▸ **Exercise instructions**: Pull each line containing "Editors" out of the listing below.

▸ **Excerpted data**:
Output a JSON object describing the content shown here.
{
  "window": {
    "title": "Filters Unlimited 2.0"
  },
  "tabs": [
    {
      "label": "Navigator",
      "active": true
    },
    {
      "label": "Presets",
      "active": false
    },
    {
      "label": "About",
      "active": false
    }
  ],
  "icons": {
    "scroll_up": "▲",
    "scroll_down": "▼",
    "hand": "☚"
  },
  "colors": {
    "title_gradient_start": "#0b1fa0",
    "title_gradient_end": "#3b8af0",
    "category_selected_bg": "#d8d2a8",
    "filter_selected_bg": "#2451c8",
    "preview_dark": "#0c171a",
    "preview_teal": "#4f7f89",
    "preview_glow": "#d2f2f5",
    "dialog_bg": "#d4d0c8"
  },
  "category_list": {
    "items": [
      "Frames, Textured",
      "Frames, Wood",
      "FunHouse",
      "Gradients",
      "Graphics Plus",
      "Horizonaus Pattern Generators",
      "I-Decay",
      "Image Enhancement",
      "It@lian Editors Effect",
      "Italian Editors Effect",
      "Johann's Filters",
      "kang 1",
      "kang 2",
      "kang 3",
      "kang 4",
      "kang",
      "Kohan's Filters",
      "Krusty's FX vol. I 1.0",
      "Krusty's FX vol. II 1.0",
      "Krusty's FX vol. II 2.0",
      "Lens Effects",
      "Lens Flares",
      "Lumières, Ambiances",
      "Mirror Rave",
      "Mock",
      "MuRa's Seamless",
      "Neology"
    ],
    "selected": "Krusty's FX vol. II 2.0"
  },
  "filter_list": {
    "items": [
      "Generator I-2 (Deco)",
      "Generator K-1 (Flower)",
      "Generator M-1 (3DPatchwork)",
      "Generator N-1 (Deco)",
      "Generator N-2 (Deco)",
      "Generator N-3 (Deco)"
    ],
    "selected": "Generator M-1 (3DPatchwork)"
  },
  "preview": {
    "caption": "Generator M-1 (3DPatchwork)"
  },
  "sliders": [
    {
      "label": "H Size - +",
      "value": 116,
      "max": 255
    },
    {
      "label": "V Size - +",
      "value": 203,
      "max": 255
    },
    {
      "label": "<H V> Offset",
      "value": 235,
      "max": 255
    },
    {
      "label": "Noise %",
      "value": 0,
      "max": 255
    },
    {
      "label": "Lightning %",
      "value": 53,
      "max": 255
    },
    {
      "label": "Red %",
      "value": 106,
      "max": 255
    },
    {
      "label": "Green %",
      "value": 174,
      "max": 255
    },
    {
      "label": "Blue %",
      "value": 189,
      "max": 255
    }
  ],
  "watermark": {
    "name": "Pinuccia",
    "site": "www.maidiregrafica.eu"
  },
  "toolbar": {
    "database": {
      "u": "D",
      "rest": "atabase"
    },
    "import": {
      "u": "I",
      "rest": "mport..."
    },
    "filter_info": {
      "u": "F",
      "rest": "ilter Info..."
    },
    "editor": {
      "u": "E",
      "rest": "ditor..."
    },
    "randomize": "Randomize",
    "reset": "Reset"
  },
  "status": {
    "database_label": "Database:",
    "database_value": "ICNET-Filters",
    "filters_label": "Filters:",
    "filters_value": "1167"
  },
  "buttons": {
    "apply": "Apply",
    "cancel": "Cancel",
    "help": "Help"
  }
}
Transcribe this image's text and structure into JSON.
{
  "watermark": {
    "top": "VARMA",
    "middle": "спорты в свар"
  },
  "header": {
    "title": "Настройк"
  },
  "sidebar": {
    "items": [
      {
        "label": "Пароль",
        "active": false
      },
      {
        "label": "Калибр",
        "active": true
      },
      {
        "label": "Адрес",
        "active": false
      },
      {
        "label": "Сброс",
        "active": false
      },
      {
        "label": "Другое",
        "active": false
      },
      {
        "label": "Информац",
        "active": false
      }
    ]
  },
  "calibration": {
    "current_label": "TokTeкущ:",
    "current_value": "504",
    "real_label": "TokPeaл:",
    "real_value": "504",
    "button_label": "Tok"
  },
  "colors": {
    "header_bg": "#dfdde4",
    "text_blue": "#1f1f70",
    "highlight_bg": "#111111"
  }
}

▸ **Answer section**:
      "It@lian Editors Effect",
      "Italian Editors Effect",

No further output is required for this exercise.